What the exercise asks – Could you copy each line of the listing below that has the word "Point"?

Exercise input –
══════════════════════════════
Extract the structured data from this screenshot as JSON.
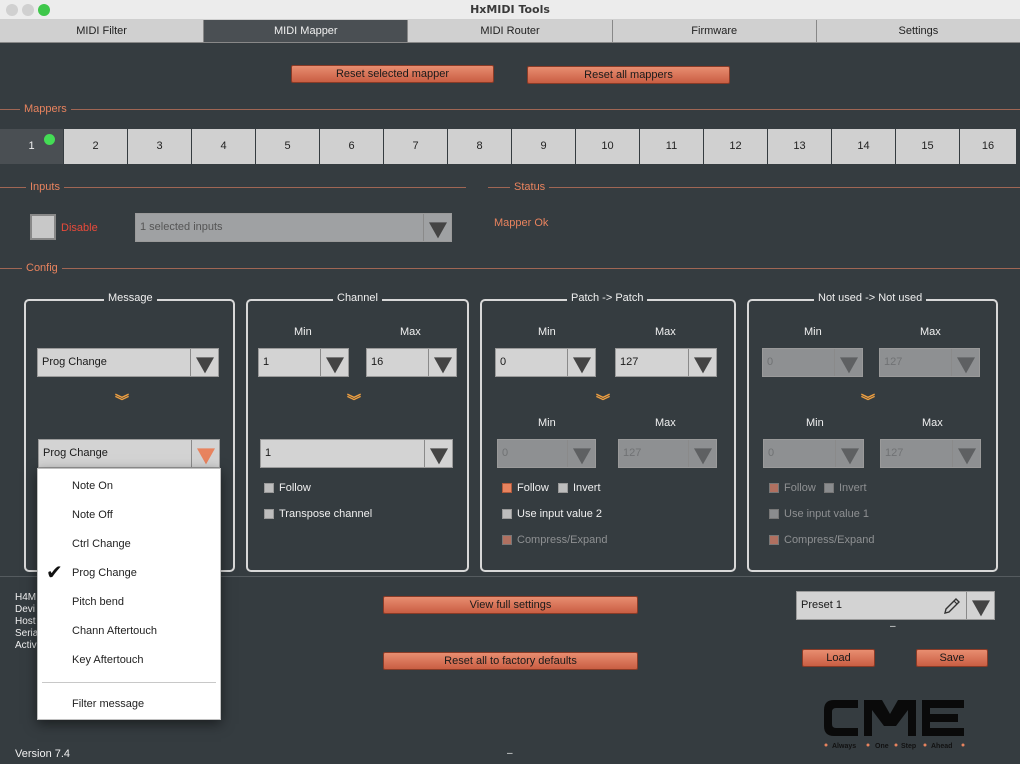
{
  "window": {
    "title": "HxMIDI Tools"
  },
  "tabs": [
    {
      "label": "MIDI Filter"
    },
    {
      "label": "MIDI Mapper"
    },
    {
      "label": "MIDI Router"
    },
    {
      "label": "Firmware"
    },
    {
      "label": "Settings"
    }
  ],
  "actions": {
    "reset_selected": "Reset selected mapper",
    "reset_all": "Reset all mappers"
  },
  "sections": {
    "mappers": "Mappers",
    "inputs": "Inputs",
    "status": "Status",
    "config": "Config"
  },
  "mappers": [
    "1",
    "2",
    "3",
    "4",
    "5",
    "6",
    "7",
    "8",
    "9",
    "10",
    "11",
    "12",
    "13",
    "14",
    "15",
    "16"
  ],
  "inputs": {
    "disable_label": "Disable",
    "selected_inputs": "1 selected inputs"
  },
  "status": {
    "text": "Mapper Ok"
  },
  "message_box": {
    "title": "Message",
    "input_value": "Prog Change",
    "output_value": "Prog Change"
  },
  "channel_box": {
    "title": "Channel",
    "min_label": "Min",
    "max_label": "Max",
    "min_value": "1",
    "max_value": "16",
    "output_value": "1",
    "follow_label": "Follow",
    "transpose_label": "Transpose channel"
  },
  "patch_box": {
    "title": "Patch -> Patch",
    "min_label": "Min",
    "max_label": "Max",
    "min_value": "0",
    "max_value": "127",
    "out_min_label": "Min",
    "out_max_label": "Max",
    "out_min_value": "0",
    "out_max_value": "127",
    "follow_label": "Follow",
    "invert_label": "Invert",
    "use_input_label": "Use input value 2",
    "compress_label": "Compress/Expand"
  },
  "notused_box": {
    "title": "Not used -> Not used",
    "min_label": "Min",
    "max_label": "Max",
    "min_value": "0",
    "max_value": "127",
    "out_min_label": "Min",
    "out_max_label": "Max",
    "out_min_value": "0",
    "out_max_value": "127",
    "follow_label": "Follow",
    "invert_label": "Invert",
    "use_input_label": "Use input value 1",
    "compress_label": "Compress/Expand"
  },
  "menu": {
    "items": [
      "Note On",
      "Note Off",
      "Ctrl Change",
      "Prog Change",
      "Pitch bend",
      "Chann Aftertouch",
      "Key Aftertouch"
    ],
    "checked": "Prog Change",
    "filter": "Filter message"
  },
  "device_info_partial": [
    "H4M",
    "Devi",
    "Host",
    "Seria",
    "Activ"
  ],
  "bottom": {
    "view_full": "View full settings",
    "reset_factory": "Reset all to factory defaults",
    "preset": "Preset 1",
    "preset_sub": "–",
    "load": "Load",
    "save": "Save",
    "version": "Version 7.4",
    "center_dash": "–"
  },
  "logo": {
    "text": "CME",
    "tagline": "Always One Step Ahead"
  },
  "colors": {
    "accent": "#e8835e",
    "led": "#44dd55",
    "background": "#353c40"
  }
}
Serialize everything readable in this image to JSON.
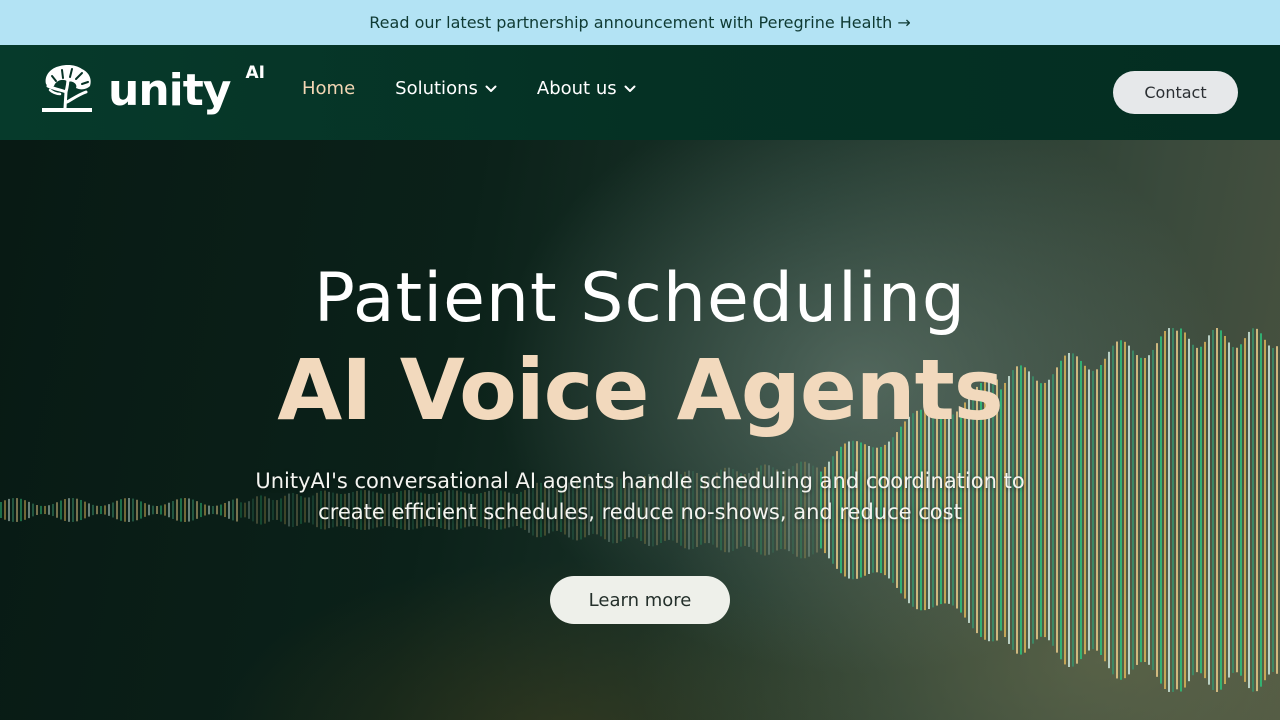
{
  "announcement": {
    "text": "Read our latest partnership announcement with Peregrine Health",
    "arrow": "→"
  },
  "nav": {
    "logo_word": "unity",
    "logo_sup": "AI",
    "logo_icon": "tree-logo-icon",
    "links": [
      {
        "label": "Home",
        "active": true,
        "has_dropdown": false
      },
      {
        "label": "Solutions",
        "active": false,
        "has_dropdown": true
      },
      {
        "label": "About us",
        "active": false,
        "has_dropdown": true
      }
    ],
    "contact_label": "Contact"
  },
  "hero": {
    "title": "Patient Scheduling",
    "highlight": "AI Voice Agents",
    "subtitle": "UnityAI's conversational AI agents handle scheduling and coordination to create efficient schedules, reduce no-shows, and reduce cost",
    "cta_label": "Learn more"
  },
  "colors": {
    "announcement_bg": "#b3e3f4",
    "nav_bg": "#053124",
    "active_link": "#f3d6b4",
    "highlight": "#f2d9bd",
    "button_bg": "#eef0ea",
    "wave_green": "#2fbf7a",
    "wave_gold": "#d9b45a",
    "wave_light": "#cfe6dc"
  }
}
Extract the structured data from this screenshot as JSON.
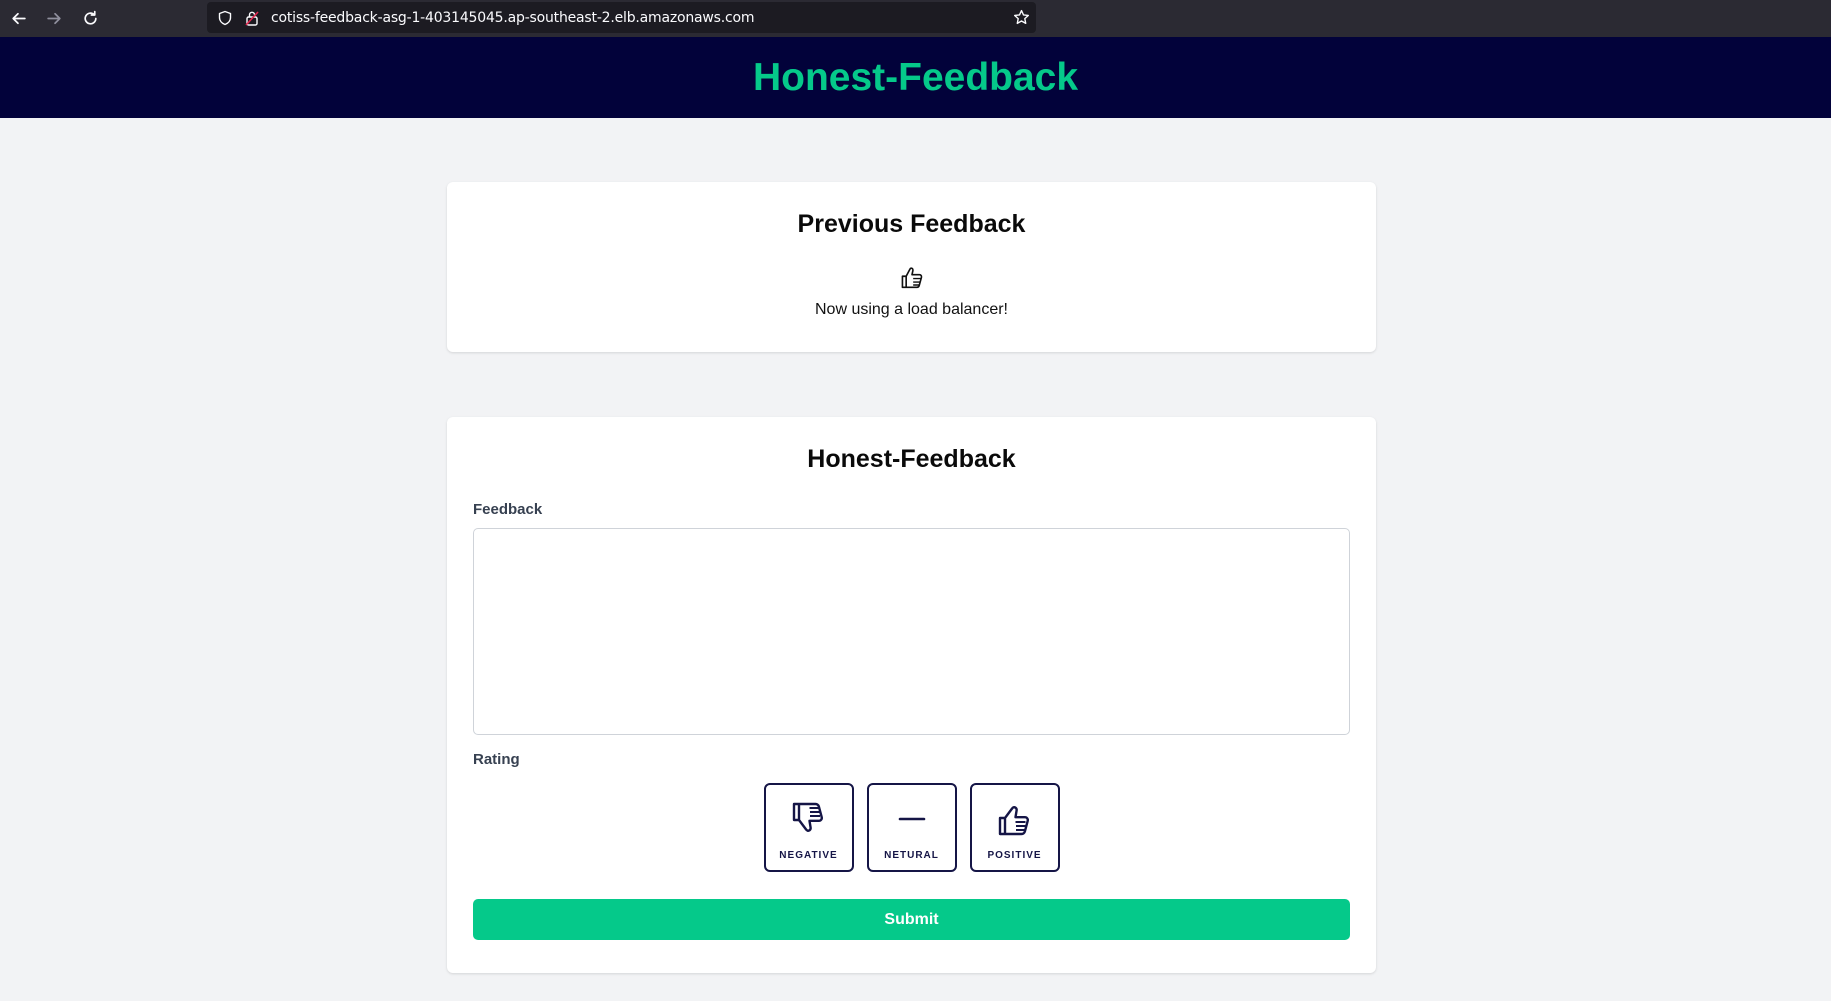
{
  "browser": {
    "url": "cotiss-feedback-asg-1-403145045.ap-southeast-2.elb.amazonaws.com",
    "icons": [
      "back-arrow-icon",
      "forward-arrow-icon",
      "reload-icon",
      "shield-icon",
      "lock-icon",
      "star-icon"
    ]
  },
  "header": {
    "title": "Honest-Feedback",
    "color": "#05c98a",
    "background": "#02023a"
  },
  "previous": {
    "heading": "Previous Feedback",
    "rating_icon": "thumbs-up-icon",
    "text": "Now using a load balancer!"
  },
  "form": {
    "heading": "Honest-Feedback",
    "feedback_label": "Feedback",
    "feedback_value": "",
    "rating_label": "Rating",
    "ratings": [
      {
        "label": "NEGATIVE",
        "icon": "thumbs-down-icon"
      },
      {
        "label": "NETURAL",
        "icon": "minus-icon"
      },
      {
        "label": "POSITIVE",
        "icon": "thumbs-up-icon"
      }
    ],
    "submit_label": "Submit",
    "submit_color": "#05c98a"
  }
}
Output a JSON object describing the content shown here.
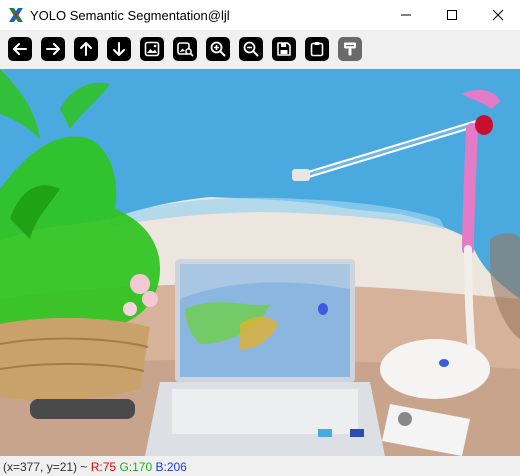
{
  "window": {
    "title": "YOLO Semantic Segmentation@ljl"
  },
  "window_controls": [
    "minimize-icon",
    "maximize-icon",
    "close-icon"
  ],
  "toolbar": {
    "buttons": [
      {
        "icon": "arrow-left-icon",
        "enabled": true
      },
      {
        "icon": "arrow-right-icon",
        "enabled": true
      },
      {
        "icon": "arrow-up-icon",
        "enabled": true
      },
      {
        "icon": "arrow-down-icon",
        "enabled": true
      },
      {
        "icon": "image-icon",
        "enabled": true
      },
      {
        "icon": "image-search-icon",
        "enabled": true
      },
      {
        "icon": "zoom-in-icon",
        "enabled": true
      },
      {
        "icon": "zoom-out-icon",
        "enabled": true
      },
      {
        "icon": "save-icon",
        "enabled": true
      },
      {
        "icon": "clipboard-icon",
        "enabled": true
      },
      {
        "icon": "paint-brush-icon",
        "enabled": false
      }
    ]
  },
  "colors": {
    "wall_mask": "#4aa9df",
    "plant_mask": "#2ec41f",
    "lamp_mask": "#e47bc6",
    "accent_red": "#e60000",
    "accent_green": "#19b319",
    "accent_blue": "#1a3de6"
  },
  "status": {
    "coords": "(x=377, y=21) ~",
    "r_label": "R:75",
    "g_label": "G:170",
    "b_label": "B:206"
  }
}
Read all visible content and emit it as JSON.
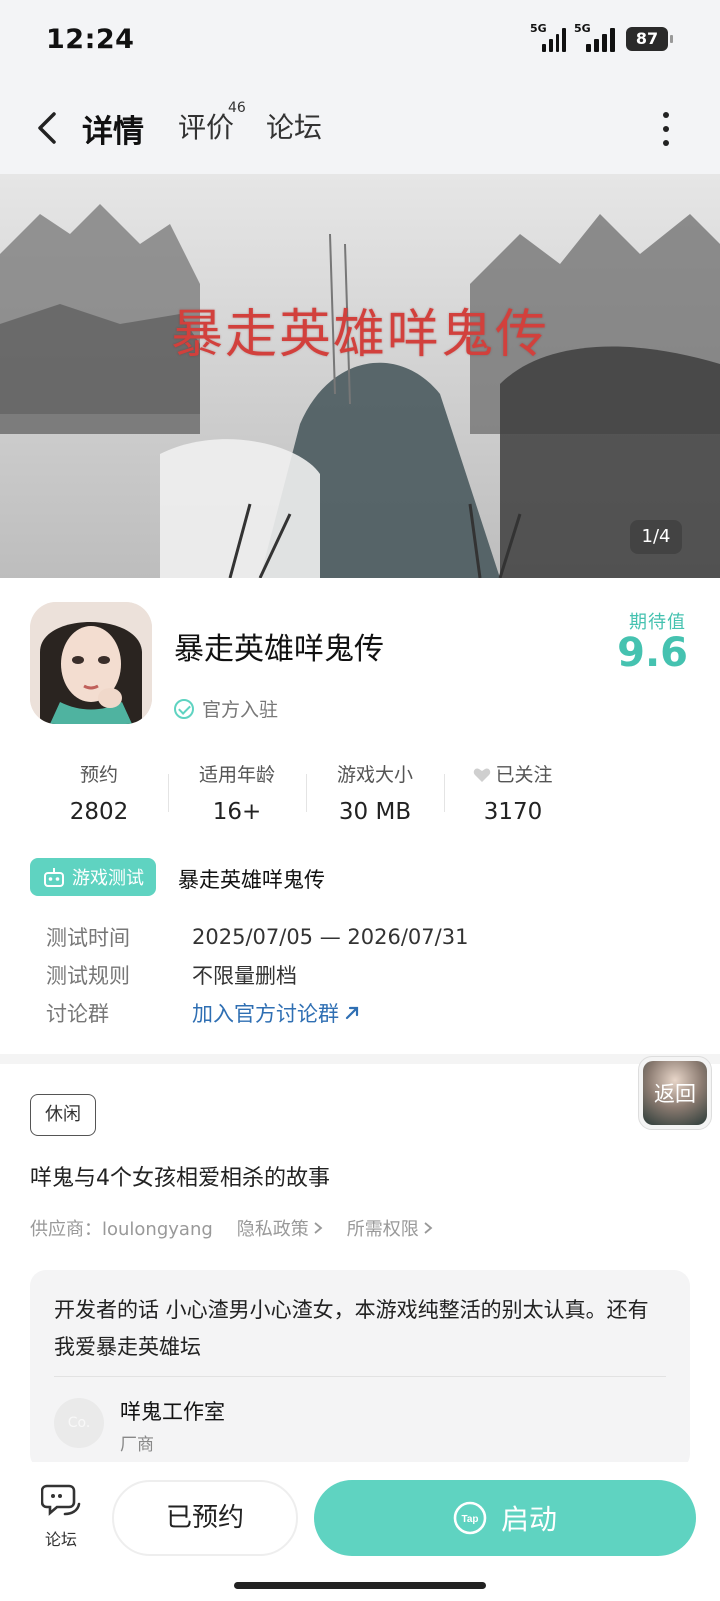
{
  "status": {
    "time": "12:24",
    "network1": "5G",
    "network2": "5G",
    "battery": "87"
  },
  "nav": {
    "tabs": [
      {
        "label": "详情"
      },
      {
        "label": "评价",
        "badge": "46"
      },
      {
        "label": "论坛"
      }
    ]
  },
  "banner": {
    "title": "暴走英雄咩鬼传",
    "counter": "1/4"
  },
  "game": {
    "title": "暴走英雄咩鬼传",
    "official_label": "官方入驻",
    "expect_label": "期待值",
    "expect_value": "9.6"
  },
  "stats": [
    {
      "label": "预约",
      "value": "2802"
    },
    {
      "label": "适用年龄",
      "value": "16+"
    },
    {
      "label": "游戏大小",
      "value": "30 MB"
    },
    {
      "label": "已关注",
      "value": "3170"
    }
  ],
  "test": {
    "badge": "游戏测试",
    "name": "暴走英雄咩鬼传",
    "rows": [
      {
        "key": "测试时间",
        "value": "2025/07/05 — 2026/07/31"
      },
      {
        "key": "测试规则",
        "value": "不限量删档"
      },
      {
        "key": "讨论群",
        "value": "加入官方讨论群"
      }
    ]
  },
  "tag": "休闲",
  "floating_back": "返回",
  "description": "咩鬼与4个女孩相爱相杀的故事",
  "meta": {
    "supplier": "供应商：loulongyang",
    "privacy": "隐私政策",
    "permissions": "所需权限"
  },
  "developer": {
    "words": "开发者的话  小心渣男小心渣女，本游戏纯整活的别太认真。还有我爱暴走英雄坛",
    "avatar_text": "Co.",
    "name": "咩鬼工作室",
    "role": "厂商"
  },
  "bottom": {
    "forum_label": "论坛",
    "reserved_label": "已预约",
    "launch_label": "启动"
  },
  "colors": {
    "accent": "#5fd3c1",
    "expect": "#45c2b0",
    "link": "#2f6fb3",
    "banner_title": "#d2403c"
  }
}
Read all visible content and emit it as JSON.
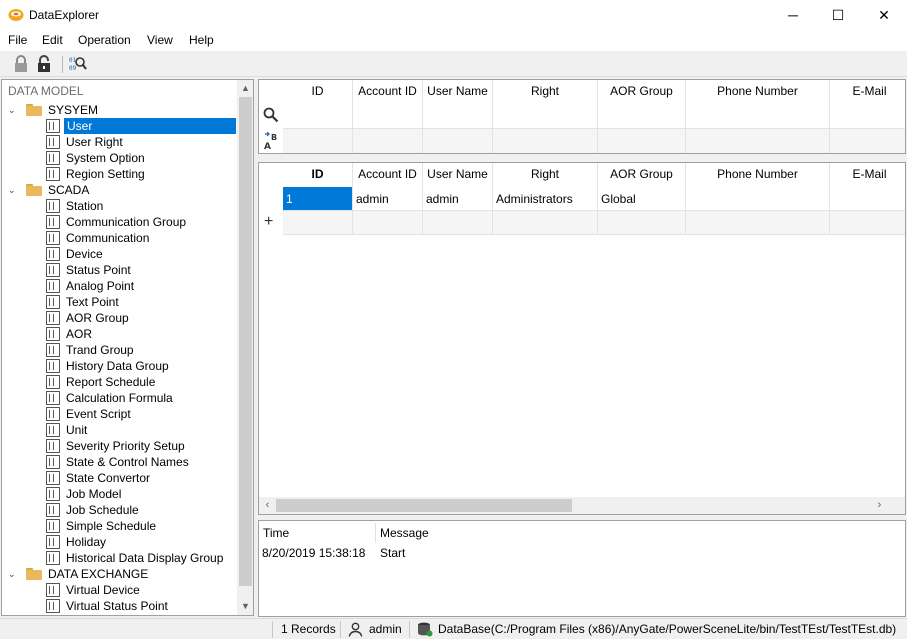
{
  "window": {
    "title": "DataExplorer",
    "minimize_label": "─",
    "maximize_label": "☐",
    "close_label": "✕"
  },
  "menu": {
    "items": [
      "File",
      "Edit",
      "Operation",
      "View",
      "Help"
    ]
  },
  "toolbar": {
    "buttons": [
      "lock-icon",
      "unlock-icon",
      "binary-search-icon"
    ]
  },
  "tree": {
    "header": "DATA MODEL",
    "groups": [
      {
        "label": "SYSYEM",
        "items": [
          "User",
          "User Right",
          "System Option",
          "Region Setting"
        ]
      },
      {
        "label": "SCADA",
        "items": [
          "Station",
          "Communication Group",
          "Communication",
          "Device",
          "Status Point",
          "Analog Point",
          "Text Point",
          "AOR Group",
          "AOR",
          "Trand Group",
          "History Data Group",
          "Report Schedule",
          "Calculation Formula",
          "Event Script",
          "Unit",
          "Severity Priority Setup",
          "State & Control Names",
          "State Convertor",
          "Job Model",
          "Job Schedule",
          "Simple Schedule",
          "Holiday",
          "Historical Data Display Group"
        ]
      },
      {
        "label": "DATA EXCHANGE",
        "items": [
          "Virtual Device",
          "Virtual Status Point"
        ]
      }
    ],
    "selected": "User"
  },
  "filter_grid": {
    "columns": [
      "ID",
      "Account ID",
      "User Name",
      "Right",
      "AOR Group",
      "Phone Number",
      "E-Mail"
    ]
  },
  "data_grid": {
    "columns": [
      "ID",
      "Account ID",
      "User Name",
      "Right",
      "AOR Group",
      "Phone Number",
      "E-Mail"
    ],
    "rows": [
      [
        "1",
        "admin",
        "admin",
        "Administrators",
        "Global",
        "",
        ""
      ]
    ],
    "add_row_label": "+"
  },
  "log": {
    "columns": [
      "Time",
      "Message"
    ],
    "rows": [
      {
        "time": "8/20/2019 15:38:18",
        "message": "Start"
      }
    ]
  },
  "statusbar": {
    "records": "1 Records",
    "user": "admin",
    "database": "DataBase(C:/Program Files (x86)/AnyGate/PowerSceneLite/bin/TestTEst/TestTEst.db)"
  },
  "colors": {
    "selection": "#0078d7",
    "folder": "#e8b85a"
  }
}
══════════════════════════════
Solution to this exercise –
          "Status Point",
          "Analog Point",
          "Text Point",
          "Virtual Status Point"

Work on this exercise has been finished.